**EXERCISE MATERIAL**
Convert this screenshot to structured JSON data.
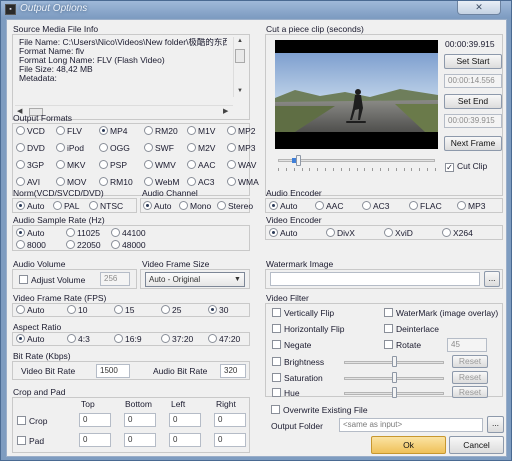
{
  "window": {
    "title": "Output Options",
    "close_glyph": "✕"
  },
  "source_info": {
    "title": "Source Media File Info",
    "lines": [
      "File Name: C:\\Users\\Nico\\Videos\\New folder\\极酷的东西",
      "Format Name: flv",
      "Format Long Name: FLV (Flash Video)",
      "File Size: 48,42 MB",
      "Metadata:"
    ]
  },
  "output_formats": {
    "title": "Output Formats",
    "options": [
      "VCD",
      "FLV",
      "MP4",
      "RM20",
      "M1V",
      "MP2",
      "DVD",
      "iPod",
      "OGG",
      "SWF",
      "M2V",
      "MP3",
      "3GP",
      "MKV",
      "PSP",
      "WMV",
      "AAC",
      "WAV",
      "AVI",
      "MOV",
      "RM10",
      "WebM",
      "AC3",
      "WMA"
    ],
    "selected": "MP4"
  },
  "norm": {
    "title": "Norm(VCD/SVCD/DVD)",
    "options": [
      "Auto",
      "PAL",
      "NTSC"
    ],
    "selected": "Auto"
  },
  "audio_channel": {
    "title": "Audio Channel",
    "options": [
      "Auto",
      "Mono",
      "Stereo"
    ],
    "selected": "Auto"
  },
  "audio_sample_rate": {
    "title": "Audio Sample Rate (Hz)",
    "options": [
      "Auto",
      "11025",
      "44100",
      "8000",
      "22050",
      "48000"
    ],
    "selected": "Auto"
  },
  "audio_volume": {
    "title": "Audio Volume",
    "adjust_label": "Adjust Volume",
    "volume_value": "256"
  },
  "video_frame_size": {
    "title": "Video Frame Size",
    "selected": "Auto - Original"
  },
  "video_frame_rate": {
    "title": "Video Frame Rate (FPS)",
    "options": [
      "Auto",
      "10",
      "15",
      "25",
      "30"
    ],
    "selected": "30"
  },
  "aspect_ratio": {
    "title": "Aspect Ratio",
    "options": [
      "Auto",
      "4:3",
      "16:9",
      "37:20",
      "47:20"
    ],
    "selected": "Auto"
  },
  "bit_rate": {
    "title": "Bit Rate (Kbps)",
    "video_label": "Video Bit Rate",
    "video_value": "1500",
    "audio_label": "Audio Bit Rate",
    "audio_value": "320"
  },
  "crop_pad": {
    "title": "Crop and Pad",
    "headers": [
      "Top",
      "Bottom",
      "Left",
      "Right"
    ],
    "crop_label": "Crop",
    "pad_label": "Pad",
    "crop_values": [
      "0",
      "0",
      "0",
      "0"
    ],
    "pad_values": [
      "0",
      "0",
      "0",
      "0"
    ]
  },
  "clip": {
    "title": "Cut a piece clip (seconds)",
    "duration": "00:00:39.915",
    "start_value": "00:00:14.556",
    "end_value": "00:00:39.915",
    "set_start_label": "Set Start",
    "set_end_label": "Set End",
    "next_frame_label": "Next Frame",
    "cut_clip_label": "Cut Clip",
    "cut_clip_checked": true,
    "position_fraction": 0.13
  },
  "audio_encoder": {
    "title": "Audio Encoder",
    "options": [
      "Auto",
      "AAC",
      "AC3",
      "FLAC",
      "MP3"
    ],
    "selected": "Auto"
  },
  "video_encoder": {
    "title": "Video Encoder",
    "options": [
      "Auto",
      "DivX",
      "XviD",
      "X264"
    ],
    "selected": "Auto"
  },
  "watermark": {
    "title": "Watermark Image",
    "browse_label": "..."
  },
  "video_filter": {
    "title": "Video Filter",
    "vertically_flip": "Vertically Flip",
    "horizontally_flip": "Horizontally Flip",
    "negate": "Negate",
    "watermark_overlay": "WaterMark (image overlay)",
    "deinterlace": "Deinterlace",
    "rotate": "Rotate",
    "rotate_value": "45",
    "brightness": "Brightness",
    "saturation": "Saturation",
    "hue": "Hue",
    "reset_label": "Reset",
    "brightness_level": 0.5,
    "saturation_level": 0.5,
    "hue_level": 0.5
  },
  "output": {
    "overwrite_label": "Overwrite Existing File",
    "folder_label": "Output Folder",
    "folder_placeholder": "<same as input>",
    "browse_label": "...",
    "ok_label": "Ok",
    "cancel_label": "Cancel"
  },
  "colors": {
    "frame": "#7e9cc0",
    "dialog": "#f0f0f0",
    "ok_button": "#f3c766",
    "title_text": "#eef3fa"
  }
}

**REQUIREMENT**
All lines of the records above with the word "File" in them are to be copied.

**EXPECTED ANSWER**
    "title": "Source Media File Info",
      "File Name: C:\\Users\\Nico\\Videos\\New folder\\极酷的东西",
      "File Size: 48,42 MB",
    "overwrite_label": "Overwrite Existing File",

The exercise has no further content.